▸ **Given records**:
++++

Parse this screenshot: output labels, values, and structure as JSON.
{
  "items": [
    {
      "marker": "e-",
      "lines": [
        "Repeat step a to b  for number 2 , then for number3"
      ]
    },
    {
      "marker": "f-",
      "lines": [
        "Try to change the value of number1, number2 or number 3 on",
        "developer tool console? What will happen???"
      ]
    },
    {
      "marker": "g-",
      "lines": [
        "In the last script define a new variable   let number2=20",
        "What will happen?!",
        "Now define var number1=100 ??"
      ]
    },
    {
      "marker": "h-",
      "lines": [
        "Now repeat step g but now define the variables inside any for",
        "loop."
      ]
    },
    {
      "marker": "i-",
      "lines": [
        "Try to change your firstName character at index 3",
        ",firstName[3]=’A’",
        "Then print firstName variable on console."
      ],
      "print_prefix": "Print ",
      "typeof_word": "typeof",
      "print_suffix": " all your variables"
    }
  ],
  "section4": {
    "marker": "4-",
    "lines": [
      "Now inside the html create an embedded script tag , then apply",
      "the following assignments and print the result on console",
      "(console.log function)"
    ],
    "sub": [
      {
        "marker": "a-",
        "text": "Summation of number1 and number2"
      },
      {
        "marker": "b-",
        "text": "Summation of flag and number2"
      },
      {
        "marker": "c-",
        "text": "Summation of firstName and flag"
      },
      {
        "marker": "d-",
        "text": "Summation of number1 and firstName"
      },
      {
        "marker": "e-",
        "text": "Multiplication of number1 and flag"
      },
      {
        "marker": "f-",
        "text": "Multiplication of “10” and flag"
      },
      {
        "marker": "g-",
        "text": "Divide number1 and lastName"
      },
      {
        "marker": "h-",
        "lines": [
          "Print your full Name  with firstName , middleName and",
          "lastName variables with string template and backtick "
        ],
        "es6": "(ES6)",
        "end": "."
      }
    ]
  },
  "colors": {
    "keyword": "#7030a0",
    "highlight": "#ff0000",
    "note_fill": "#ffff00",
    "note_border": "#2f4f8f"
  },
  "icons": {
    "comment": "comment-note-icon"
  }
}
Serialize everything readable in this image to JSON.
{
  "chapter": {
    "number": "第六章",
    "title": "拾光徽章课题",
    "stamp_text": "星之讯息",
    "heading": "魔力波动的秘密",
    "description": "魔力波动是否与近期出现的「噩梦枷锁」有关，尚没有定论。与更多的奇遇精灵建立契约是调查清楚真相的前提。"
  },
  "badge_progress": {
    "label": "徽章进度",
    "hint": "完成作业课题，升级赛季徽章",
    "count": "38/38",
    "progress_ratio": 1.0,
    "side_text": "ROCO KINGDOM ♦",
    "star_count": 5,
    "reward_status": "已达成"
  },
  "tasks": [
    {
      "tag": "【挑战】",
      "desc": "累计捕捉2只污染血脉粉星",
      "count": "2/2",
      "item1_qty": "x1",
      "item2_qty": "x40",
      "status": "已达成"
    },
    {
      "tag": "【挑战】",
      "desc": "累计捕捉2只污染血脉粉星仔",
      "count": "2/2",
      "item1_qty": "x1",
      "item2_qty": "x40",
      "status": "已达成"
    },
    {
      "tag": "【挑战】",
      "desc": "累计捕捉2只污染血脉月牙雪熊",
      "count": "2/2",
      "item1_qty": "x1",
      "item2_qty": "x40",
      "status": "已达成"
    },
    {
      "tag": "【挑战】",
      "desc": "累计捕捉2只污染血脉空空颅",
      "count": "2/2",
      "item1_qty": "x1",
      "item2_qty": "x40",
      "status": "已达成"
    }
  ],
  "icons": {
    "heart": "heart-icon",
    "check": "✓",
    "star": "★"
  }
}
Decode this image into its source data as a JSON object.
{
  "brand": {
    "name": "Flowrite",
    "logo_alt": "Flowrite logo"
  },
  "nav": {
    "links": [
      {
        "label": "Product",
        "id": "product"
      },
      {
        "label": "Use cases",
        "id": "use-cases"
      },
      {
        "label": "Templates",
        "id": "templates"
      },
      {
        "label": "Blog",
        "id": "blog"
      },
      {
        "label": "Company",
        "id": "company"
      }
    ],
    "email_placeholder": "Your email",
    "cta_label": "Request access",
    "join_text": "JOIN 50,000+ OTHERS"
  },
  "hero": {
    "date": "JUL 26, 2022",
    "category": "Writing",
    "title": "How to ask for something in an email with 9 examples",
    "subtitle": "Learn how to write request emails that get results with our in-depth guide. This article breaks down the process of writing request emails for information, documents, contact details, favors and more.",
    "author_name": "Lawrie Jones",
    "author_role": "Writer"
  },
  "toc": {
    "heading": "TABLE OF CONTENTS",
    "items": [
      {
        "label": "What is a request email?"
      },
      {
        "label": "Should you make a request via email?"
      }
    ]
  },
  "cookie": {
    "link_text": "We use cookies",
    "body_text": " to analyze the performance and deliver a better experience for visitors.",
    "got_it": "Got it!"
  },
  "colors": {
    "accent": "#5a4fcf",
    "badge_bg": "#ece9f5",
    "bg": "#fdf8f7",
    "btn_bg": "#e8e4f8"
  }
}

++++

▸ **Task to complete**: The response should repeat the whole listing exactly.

▸ **Result of this task**:
Parse this screenshot: output labels, values, and structure as JSON.
{
  "items": [
    {
      "marker": "e-",
      "lines": [
        "Repeat step a to b  for number 2 , then for number3"
      ]
    },
    {
      "marker": "f-",
      "lines": [
        "Try to change the value of number1, number2 or number 3 on",
        "developer tool console? What will happen???"
      ]
    },
    {
      "marker": "g-",
      "lines": [
        "In the last script define a new variable   let number2=20",
        "What will happen?!",
        "Now define var number1=100 ??"
      ]
    },
    {
      "marker": "h-",
      "lines": [
        "Now repeat step g but now define the variables inside any for",
        "loop."
      ]
    },
    {
      "marker": "i-",
      "lines": [
        "Try to change your firstName character at index 3",
        ",firstName[3]=’A’",
        "Then print firstName variable on console."
      ],
      "print_prefix": "Print ",
      "typeof_word": "typeof",
      "print_suffix": " all your variables"
    }
  ],
  "section4": {
    "marker": "4-",
    "lines": [
      "Now inside the html create an embedded script tag , then apply",
      "the following assignments and print the result on console",
      "(console.log function)"
    ],
    "sub": [
      {
        "marker": "a-",
        "text": "Summation of number1 and number2"
      },
      {
        "marker": "b-",
        "text": "Summation of flag and number2"
      },
      {
        "marker": "c-",
        "text": "Summation of firstName and flag"
      },
      {
        "marker": "d-",
        "text": "Summation of number1 and firstName"
      },
      {
        "marker": "e-",
        "text": "Multiplication of number1 and flag"
      },
      {
        "marker": "f-",
        "text": "Multiplication of “10” and flag"
      },
      {
        "marker": "g-",
        "text": "Divide number1 and lastName"
      },
      {
        "marker": "h-",
        "lines": [
          "Print your full Name  with firstName , middleName and",
          "lastName variables with string template and backtick "
        ],
        "es6": "(ES6)",
        "end": "."
      }
    ]
  },
  "colors": {
    "keyword": "#7030a0",
    "highlight": "#ff0000",
    "note_fill": "#ffff00",
    "note_border": "#2f4f8f"
  },
  "icons": {
    "comment": "comment-note-icon"
  }
}
Serialize everything readable in this image to JSON.
{
  "chapter": {
    "number": "第六章",
    "title": "拾光徽章课题",
    "stamp_text": "星之讯息",
    "heading": "魔力波动的秘密",
    "description": "魔力波动是否与近期出现的「噩梦枷锁」有关，尚没有定论。与更多的奇遇精灵建立契约是调查清楚真相的前提。"
  },
  "badge_progress": {
    "label": "徽章进度",
    "hint": "完成作业课题，升级赛季徽章",
    "count": "38/38",
    "progress_ratio": 1.0,
    "side_text": "ROCO KINGDOM ♦",
    "star_count": 5,
    "reward_status": "已达成"
  },
  "tasks": [
    {
      "tag": "【挑战】",
      "desc": "累计捕捉2只污染血脉粉星",
      "count": "2/2",
      "item1_qty": "x1",
      "item2_qty": "x40",
      "status": "已达成"
    },
    {
      "tag": "【挑战】",
      "desc": "累计捕捉2只污染血脉粉星仔",
      "count": "2/2",
      "item1_qty": "x1",
      "item2_qty": "x40",
      "status": "已达成"
    },
    {
      "tag": "【挑战】",
      "desc": "累计捕捉2只污染血脉月牙雪熊",
      "count": "2/2",
      "item1_qty": "x1",
      "item2_qty": "x40",
      "status": "已达成"
    },
    {
      "tag": "【挑战】",
      "desc": "累计捕捉2只污染血脉空空颅",
      "count": "2/2",
      "item1_qty": "x1",
      "item2_qty": "x40",
      "status": "已达成"
    }
  ],
  "icons": {
    "heart": "heart-icon",
    "check": "✓",
    "star": "★"
  }
}
Decode this image into its source data as a JSON object.
{
  "brand": {
    "name": "Flowrite",
    "logo_alt": "Flowrite logo"
  },
  "nav": {
    "links": [
      {
        "label": "Product",
        "id": "product"
      },
      {
        "label": "Use cases",
        "id": "use-cases"
      },
      {
        "label": "Templates",
        "id": "templates"
      },
      {
        "label": "Blog",
        "id": "blog"
      },
      {
        "label": "Company",
        "id": "company"
      }
    ],
    "email_placeholder": "Your email",
    "cta_label": "Request access",
    "join_text": "JOIN 50,000+ OTHERS"
  },
  "hero": {
    "date": "JUL 26, 2022",
    "category": "Writing",
    "title": "How to ask for something in an email with 9 examples",
    "subtitle": "Learn how to write request emails that get results with our in-depth guide. This article breaks down the process of writing request emails for information, documents, contact details, favors and more.",
    "author_name": "Lawrie Jones",
    "author_role": "Writer"
  },
  "toc": {
    "heading": "TABLE OF CONTENTS",
    "items": [
      {
        "label": "What is a request email?"
      },
      {
        "label": "Should you make a request via email?"
      }
    ]
  },
  "cookie": {
    "link_text": "We use cookies",
    "body_text": " to analyze the performance and deliver a better experience for visitors.",
    "got_it": "Got it!"
  },
  "colors": {
    "accent": "#5a4fcf",
    "badge_bg": "#ece9f5",
    "bg": "#fdf8f7",
    "btn_bg": "#e8e4f8"
  }
}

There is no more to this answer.